They were sending him to that school – the one where they killed people! It had been on the telly, so he knew it was true. There was a group of kids who had surrounded this small boy outside the school gates. Someone threw a punch –  and the boy died! A shiver ran through Dan’s whole body.
‘So you decided to just stand there and watch,’ his mum’s voice brought him back, ‘I thought you might want to carry some of your own things perhaps, but no, never mind. They have nearly finished, so go and get in the car,’

The Cat in the Close

Maddy, the Cathedral cat has a great idea  - to start a choir for cats. Things do not quite go according to plan but her scheme brings about a minor miracle.

It was a calm Summer’s night in the close.  On the ridge of a gently sloping garage roof sat Maddy, the white Cathedral cat. She could see the oval green with benches all around it, where people liked to sit, the peaceful little houses behind that and of course the fine cathedral with its soaring spire.

The air was warm and stars twinkled in the midnight sky.
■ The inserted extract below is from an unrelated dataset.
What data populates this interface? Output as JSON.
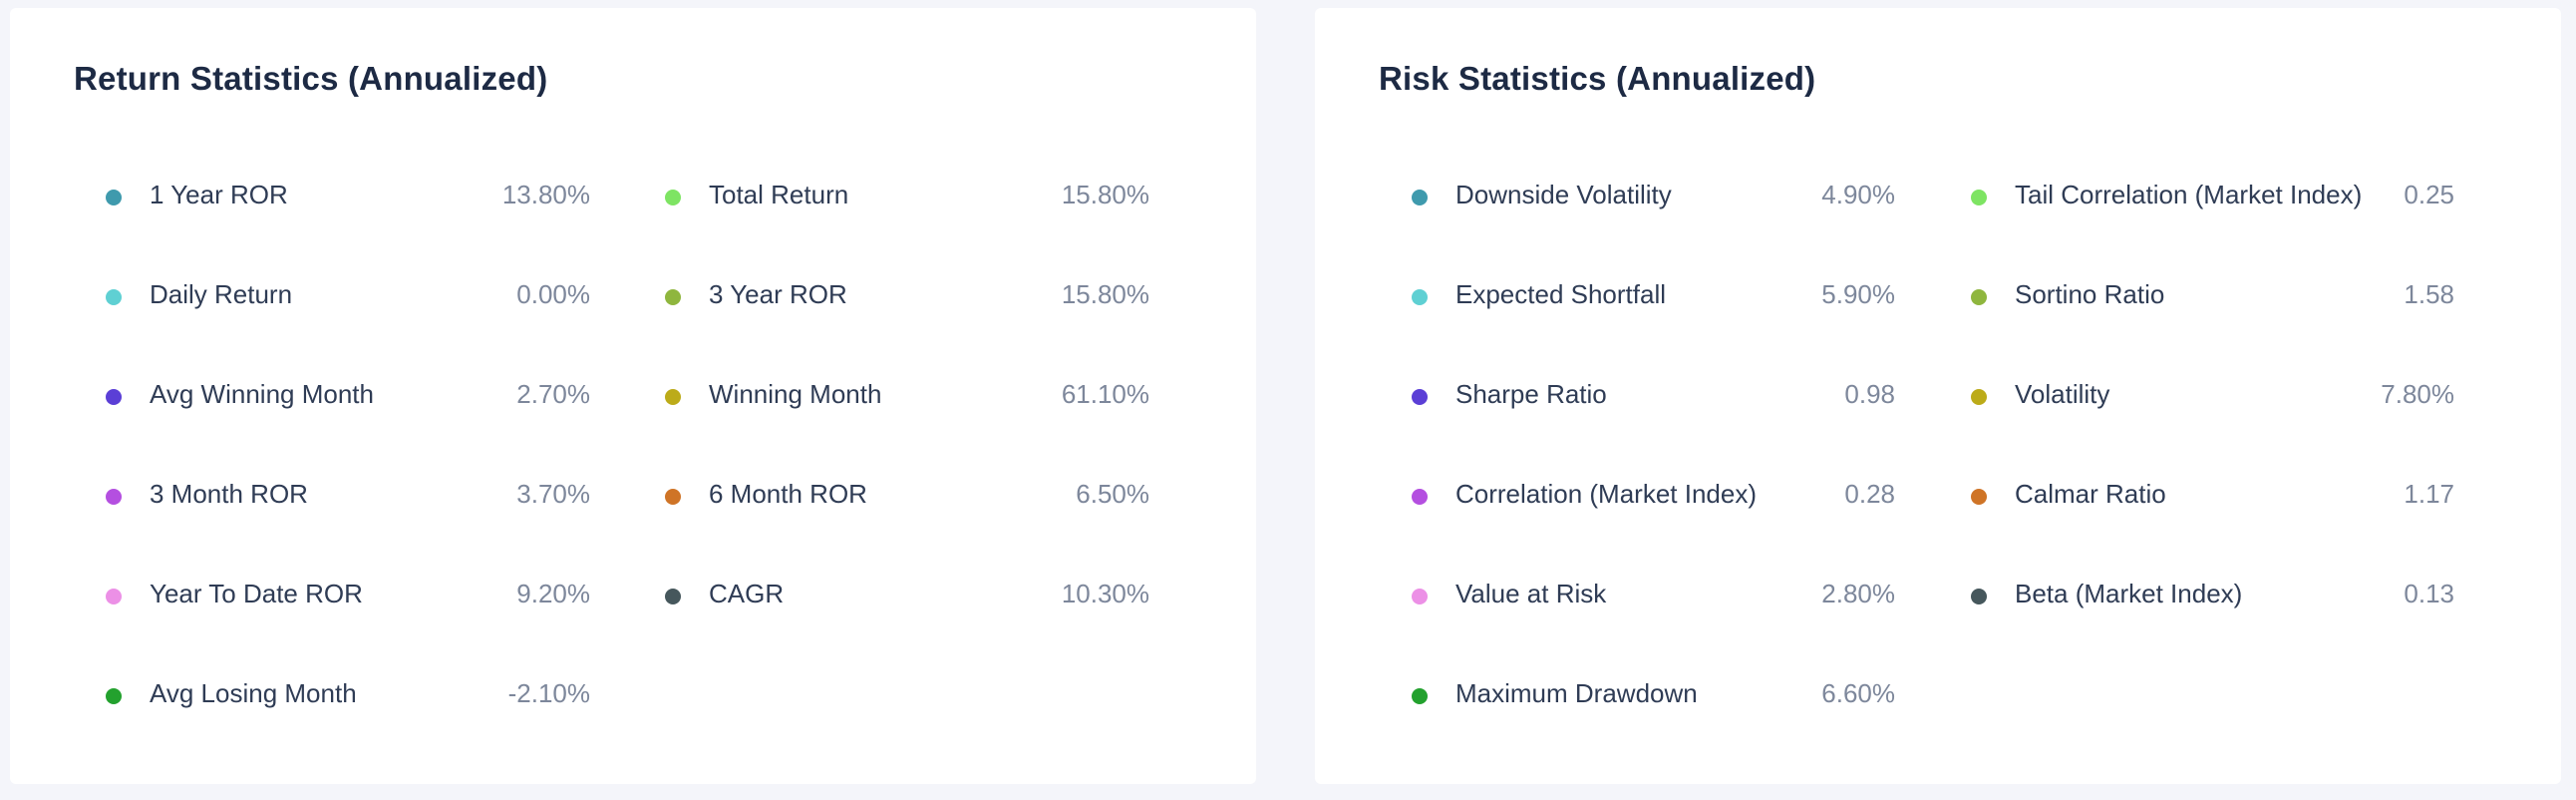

On the green, a bearded young man slept and was snoring.  He had a stuffed-full, plastic bag beneath his head as a pillow. The rubbish he’d left from his chips and beer lay by his side.  In the morning, a uniformed groundsman would clear all the mess away as he did every morning.

But for Maddy this night was the beginning of her great idea. She had it in the afternoon, dreaming amongst the flowers in the choirmaster’s garden, where she lived. Now she was going to make it come true. She was going to have her very own choir.  A cats’ choir!

How can a cat create a choir? Well, most cats couldn’t, but Maddy was a special cat. She had watched the real choir practise in their stalls in the Cathedral. She watched the choirmaster wave his arms and heard the lovely singing.

Of course, she wasn’t meant to be inside.  If one of the priests or guides saw her, they would chase her out with a ‘shoo!’ and she would have to run. But the Cathedral was very large. There were many doors, many shady corners that a cat could hide in and Maddy knew them all.  From small dark places, her bright green eyes watched everything that happened.

Slick Nick & the Wasp Catcher.

Nick from Poland, a bit of an outsider with a scientist father, tries to solve a classroom problem, wasps, with an ingenious device.  Unfortunately his invention seems to have a mind of its own.

All eyes were on the Wasp Catcher.
It did nothing, absolutely nothing. The wasp circled round it, kind of eyeing it up. Next it got cheeky and landed on one of the long, flexible arms and made its way up towards where a shoulder would have been.  The Wasp Catcher didn’t move a muscle. Nick sat calmly back in his chair. The wasp then hopped onto its other arm and crawled as slowly as it pleased towards the other hand. Everyone, including Miss Creed, was watching now.
Then it happened.  The wasp did a fast low-level dive across the classroom.  The Wasp Catcher leapt to life and was after it.  Those crabby legs clattered and hopped across desks. Girls screamed. Boys lay back and laughed in disbelief. The thing’s hands were moving wildly from side to side ready to cup the wasp. 
The wasp flew again, high this time. The alien creature leapt again. It hurtled towards Sophie’s desk. With a neat clap of its hands it grabbed her furry pencil case, jumped back onto the window sill and chucked it out! There were roars of laughter.  Sophie’s cries for help were scarcely heard.